Some anger has also been directed at Mr Modi, making #ModiWeakestPMever one of the top trending hashtags in India on Tuesday.
Others have pointed out that Mr Modi was yet to appoint a full-time defence minister after Manohar Parrikar left the post to become the chief minister of the coastal state of Goa.
India's finance minister Arun Jaitley, who is also in charge of the defence ministry, said the incident was "reprehensible and inhuman".
"Such acts are unheard of even during wars and definitely never in peace time," he said in a statement broadcast on Indian television.
"The entire country has full faith in the army that they will give the appropriate response."
But Pakistan rejected the allegation, saying its army "was a highly professional force" and it would "never disrespect a soldier, even Indian".
"Indian blame of mutilating Indian soldiers' bodies are also false," it said.
Claimed by both countries, Kashmir has been a flashpoint for more than 60 years.
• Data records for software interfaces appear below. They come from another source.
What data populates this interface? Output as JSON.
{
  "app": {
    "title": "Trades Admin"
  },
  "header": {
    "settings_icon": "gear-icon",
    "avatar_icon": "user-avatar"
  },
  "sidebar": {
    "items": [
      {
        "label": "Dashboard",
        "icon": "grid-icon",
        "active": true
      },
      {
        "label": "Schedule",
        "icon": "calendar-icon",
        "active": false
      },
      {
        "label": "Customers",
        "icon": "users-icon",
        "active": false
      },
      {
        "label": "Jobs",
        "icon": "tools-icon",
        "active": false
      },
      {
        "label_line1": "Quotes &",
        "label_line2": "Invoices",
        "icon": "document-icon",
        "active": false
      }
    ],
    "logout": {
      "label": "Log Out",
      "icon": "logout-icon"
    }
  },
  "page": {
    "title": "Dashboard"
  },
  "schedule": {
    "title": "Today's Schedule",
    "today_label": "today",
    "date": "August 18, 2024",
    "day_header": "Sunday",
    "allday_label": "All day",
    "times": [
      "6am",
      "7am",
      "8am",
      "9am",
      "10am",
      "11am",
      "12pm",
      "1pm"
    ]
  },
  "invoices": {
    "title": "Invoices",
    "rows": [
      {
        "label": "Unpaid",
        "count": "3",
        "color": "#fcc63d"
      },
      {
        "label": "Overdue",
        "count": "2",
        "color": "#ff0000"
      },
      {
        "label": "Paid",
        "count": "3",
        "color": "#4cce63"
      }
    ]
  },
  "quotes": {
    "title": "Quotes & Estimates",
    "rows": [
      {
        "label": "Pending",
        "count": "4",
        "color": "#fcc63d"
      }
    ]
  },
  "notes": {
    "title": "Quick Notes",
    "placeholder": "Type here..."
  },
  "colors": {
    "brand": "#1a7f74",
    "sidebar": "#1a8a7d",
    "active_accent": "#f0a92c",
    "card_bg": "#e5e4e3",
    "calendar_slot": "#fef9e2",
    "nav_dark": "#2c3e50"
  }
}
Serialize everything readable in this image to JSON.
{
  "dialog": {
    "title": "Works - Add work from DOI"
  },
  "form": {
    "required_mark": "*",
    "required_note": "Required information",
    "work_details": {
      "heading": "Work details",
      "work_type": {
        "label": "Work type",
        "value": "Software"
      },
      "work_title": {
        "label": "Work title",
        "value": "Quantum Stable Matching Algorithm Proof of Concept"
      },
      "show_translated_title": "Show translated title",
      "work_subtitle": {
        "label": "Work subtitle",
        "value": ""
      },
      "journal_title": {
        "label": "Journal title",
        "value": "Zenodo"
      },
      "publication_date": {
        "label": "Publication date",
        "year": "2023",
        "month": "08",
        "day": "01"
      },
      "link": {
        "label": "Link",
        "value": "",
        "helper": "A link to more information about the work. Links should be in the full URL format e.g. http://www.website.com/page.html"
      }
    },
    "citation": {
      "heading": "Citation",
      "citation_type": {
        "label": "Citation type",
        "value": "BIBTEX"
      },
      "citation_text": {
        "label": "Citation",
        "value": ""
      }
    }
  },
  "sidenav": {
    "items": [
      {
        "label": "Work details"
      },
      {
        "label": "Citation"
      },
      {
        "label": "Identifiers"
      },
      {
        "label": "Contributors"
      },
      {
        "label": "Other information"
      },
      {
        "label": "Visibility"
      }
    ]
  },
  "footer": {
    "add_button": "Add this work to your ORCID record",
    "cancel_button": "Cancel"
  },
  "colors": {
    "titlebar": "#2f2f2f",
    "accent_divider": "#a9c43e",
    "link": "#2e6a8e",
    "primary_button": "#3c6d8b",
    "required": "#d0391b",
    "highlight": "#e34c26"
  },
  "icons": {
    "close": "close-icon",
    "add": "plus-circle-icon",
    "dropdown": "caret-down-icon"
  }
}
Five things to know about Kashmir
- India and Pakistan have disputed the territory for nearly 70 years - since independence from Britain.
- Both countries claim the whole territory but control only parts of it.
- Since 1989 there has been an armed revolt in the Muslim-majority region against rule by India, which is mostly Hindu.
- Two out of three wars fought between India and Pakistan centred on Kashmir.
- A new war could be even more disastrous as both states now have nuclear arsenals.
Meanwhile, authorities in Indian-administered Kashmir have cancelled by-elections for a parliamentary seat following violence in the state.
The situation has been tense in the region since security forces clashed with protesters during another by-election on 9 April.
At least eight people died and scores suffered injuries in the clashes.
Paramilitary forces fired bullets and shotgun pellets as people protesting against Indian rule stormed polling stations near the capital, Srinagar.
Separatist leaders had called for a boycott of the vote.